§ **Brief**:
Scan the material for the word "Anzeigen", and copy each line where it shows up.

§ **Extracted material**:
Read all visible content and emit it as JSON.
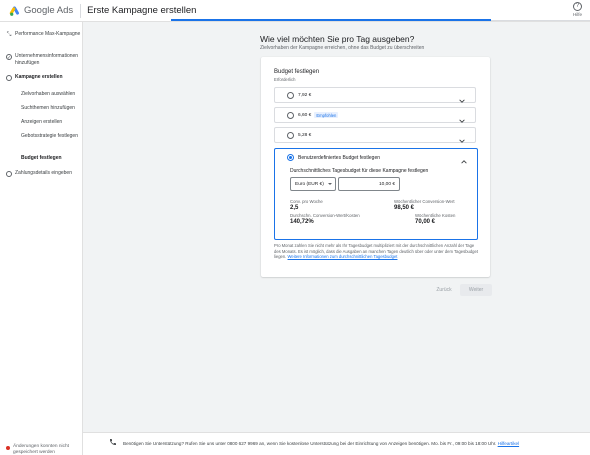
{
  "header": {
    "product_name": "Google Ads",
    "page_title": "Erste Kampagne erstellen",
    "help_label": "Hilfe"
  },
  "sidebar": {
    "steps": [
      {
        "label": "Performance Max-Kampagne",
        "status": "done"
      },
      {
        "label": "Unternehmensinformationen hinzufügen",
        "status": "done"
      },
      {
        "label": "Kampagne erstellen",
        "status": "current"
      },
      {
        "label": "Zahlungsdetails eingeben",
        "status": "pending"
      }
    ],
    "substeps": [
      {
        "label": "Zielvorhaben auswählen",
        "active": false
      },
      {
        "label": "Suchthemen hinzufügen",
        "active": false
      },
      {
        "label": "Anzeigen erstellen",
        "active": false
      },
      {
        "label": "Gebotsstrategie festlegen",
        "active": false
      },
      {
        "label": "Budget festlegen",
        "active": true
      }
    ],
    "unsaved_notice": "Änderungen konnten nicht gespeichert werden"
  },
  "main": {
    "heading": "Wie viel möchten Sie pro Tag ausgeben?",
    "subheading": "Zielvorhaben der Kampagne erreichen, ohne das Budget zu überschreiten",
    "card": {
      "title": "Budget festlegen",
      "required": "Erforderlich",
      "options": [
        {
          "label": "7,92 €",
          "tag": ""
        },
        {
          "label": "6,60 €",
          "tag": "Empfohlen"
        },
        {
          "label": "5,28 €",
          "tag": ""
        }
      ],
      "custom": {
        "label": "Benutzerdefiniertes Budget festlegen",
        "avg_label": "Durchschnittliches Tagesbudget für diese Kampagne festlegen",
        "currency": "Euro (EUR €)",
        "amount": "10,00 €",
        "metrics": [
          {
            "label": "Conv. pro Woche",
            "value": "2,5"
          },
          {
            "label": "Wöchentlicher Conversion-Wert",
            "value": "98,50 €"
          },
          {
            "label": "Durchschn. Conversion-Wert/Kosten",
            "value": "140,72%"
          },
          {
            "label": "Wöchentliche Kosten",
            "value": "70,00 €"
          }
        ]
      },
      "footnote": "Pro Monat zahlen Sie nicht mehr als Ihr Tagesbudget multipliziert mit der durchschnittlichen Anzahl der Tage des Monats. Es ist möglich, dass die Ausgaben an manchen Tagen deutlich über oder unter dem Tagesbudget liegen.",
      "footnote_link": "Weitere Informationen zum durchschnittlichen Tagesbudget"
    },
    "back_label": "Zurück",
    "next_label": "Weiter"
  },
  "support": {
    "text": "Benötigen Sie Unterstützung? Rufen Sie uns unter 0800 627 9969 an, wenn Sie kostenlose Unterstützung bei der Einrichtung von Anzeigen benötigen. Mo. bis Fr., 09:00 bis 18:00 Uhr.",
    "link": "Hilfeartikel"
  },
  "colors": {
    "accent": "#1a73e8",
    "google_blue": "#4285f4",
    "google_yellow": "#fbbc04",
    "google_green": "#34a853",
    "error": "#d93025"
  }
}
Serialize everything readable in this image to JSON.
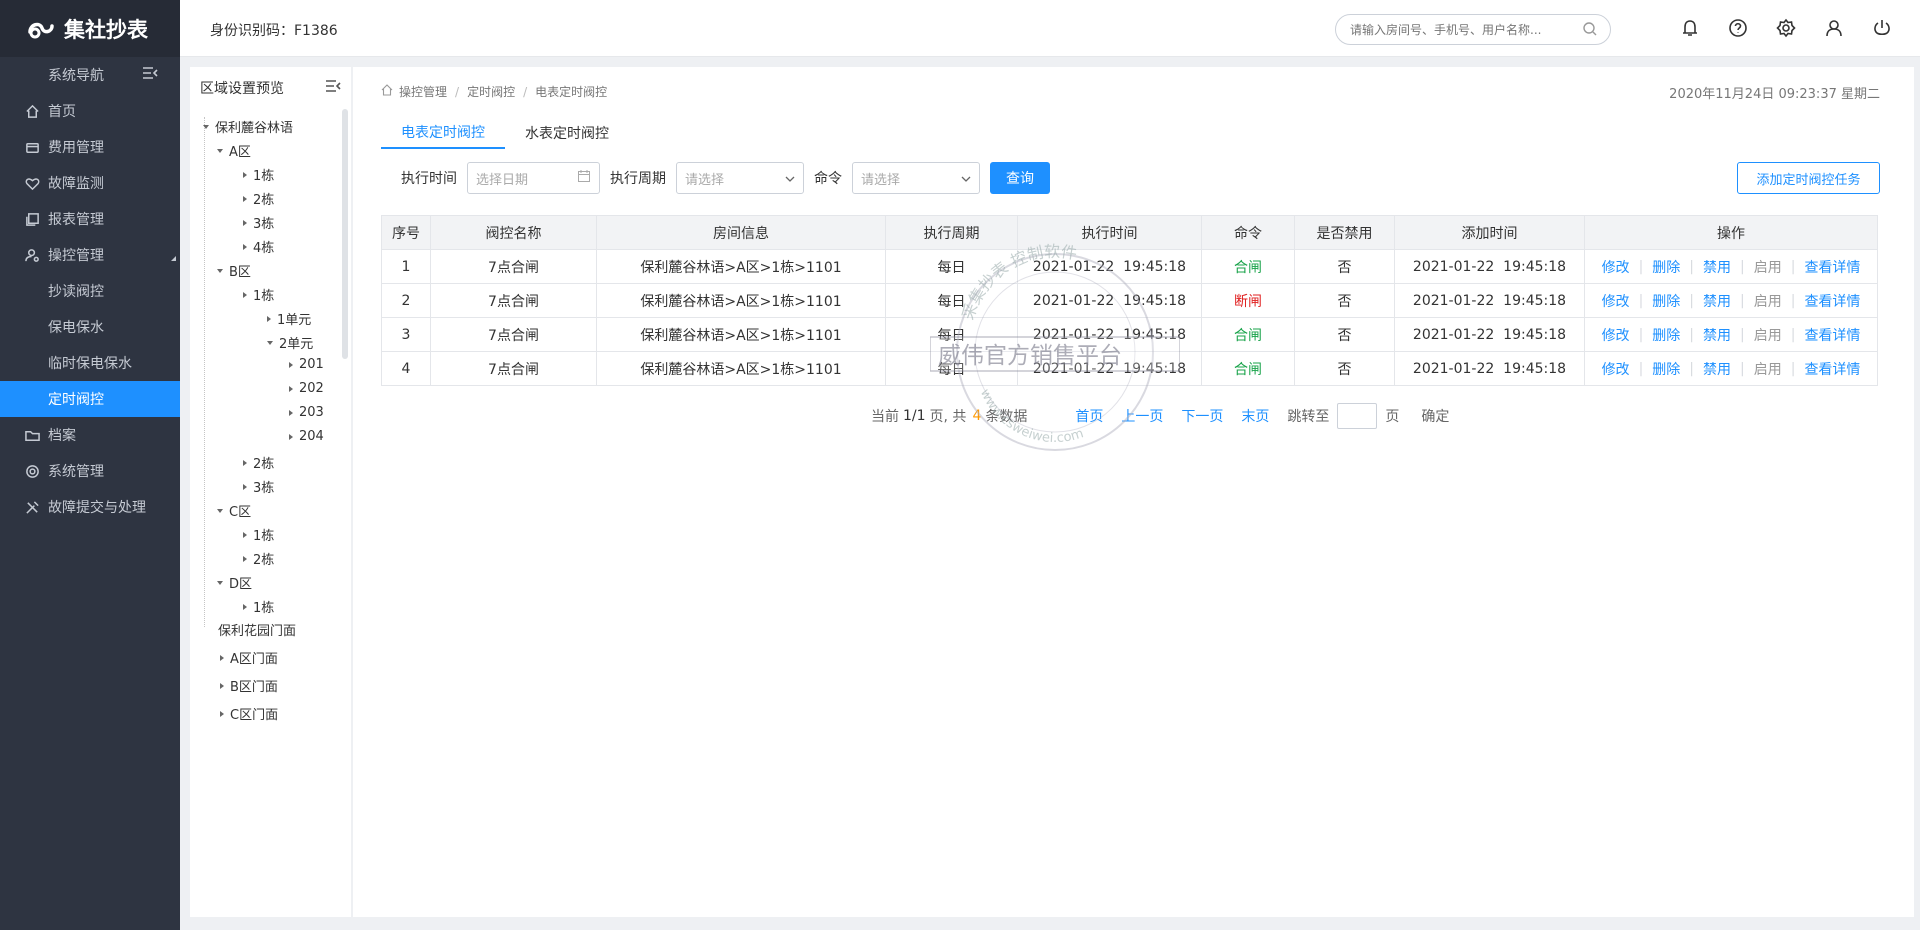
{
  "brand": {
    "name": "集社抄表"
  },
  "header": {
    "id_label": "身份识别码：F1386",
    "search_placeholder": "请输入房间号、手机号、用户名称..."
  },
  "sidebar": {
    "nav_title": "系统导航",
    "items": [
      {
        "label": "首页",
        "icon": "home-icon"
      },
      {
        "label": "费用管理",
        "icon": "wallet-icon"
      },
      {
        "label": "故障监测",
        "icon": "heart-icon"
      },
      {
        "label": "报表管理",
        "icon": "copy-icon"
      },
      {
        "label": "操控管理",
        "icon": "user-cog-icon"
      },
      {
        "label": "档案",
        "icon": "folder-icon"
      },
      {
        "label": "系统管理",
        "icon": "gear-icon"
      },
      {
        "label": "故障提交与处理",
        "icon": "tools-icon"
      }
    ],
    "subitems": [
      "抄读阀控",
      "保电保水",
      "临时保电保水",
      "定时阀控"
    ]
  },
  "tree": {
    "title": "区域设置预览",
    "nodes": [
      "保利麓谷林语",
      "A区",
      "1栋",
      "2栋",
      "3栋",
      "4栋",
      "B区",
      "1栋",
      "1单元",
      "2单元",
      "201",
      "202",
      "203",
      "204",
      "2栋",
      "3栋",
      "C区",
      "1栋",
      "2栋",
      "D区",
      "1栋",
      "保利花园门面",
      "A区门面",
      "B区门面",
      "C区门面"
    ]
  },
  "breadcrumb": [
    "操控管理",
    "定时阀控",
    "电表定时阀控"
  ],
  "datetime": "2020年11月24日 09:23:37 星期二",
  "tabs": [
    "电表定时阀控",
    "水表定时阀控"
  ],
  "filters": {
    "time_label": "执行时间",
    "time_placeholder": "选择日期",
    "cycle_label": "执行周期",
    "cycle_placeholder": "请选择",
    "cmd_label": "命令",
    "cmd_placeholder": "请选择",
    "query_button": "查询",
    "add_button": "添加定时阀控任务"
  },
  "table": {
    "headers": [
      "序号",
      "阀控名称",
      "房间信息",
      "执行周期",
      "执行时间",
      "命令",
      "是否禁用",
      "添加时间",
      "操作"
    ],
    "rows": [
      [
        "1",
        "7点合闸",
        "保利麓谷林语>A区>1栋>1101",
        "每日",
        "2021-01-22  19:45:18",
        "合闸",
        "否",
        "2021-01-22  19:45:18"
      ],
      [
        "2",
        "7点合闸",
        "保利麓谷林语>A区>1栋>1101",
        "每日",
        "2021-01-22  19:45:18",
        "断闸",
        "否",
        "2021-01-22  19:45:18"
      ],
      [
        "3",
        "7点合闸",
        "保利麓谷林语>A区>1栋>1101",
        "每日",
        "2021-01-22  19:45:18",
        "合闸",
        "否",
        "2021-01-22  19:45:18"
      ],
      [
        "4",
        "7点合闸",
        "保利麓谷林语>A区>1栋>1101",
        "每日",
        "2021-01-22  19:45:18",
        "合闸",
        "否",
        "2021-01-22  19:45:18"
      ]
    ],
    "ops": [
      "修改",
      "删除",
      "禁用",
      "启用",
      "查看详情"
    ]
  },
  "pager": {
    "prefix": "当前",
    "current": "1/1",
    "mid": "页, 共",
    "total": "4",
    "suffix": "条数据",
    "first": "首页",
    "prev": "上一页",
    "next": "下一页",
    "last": "末页",
    "jump_label": "跳转至",
    "page_unit": "页",
    "confirm": "确定"
  },
  "watermark": {
    "arc_text": "采集抄表 控制软件",
    "main_text": "威伟官方销售平台",
    "url": "www.csweiwei.com"
  },
  "colors": {
    "accent": "#1e90ff",
    "sidebar": "#2e3441",
    "on": "#19a34a",
    "off": "#e02020"
  }
}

§ **Task output**:
        "label": "Anzeigen erstellen",
    "text": "Benötigen Sie Unterstützung? Rufen Sie uns unter 0800 627 9969 an, wenn Sie kostenlose Unterstützung bei der Einrichtung von Anzeigen benötigen. Mo. bis Fr., 09:00 bis 18:00 Uhr.",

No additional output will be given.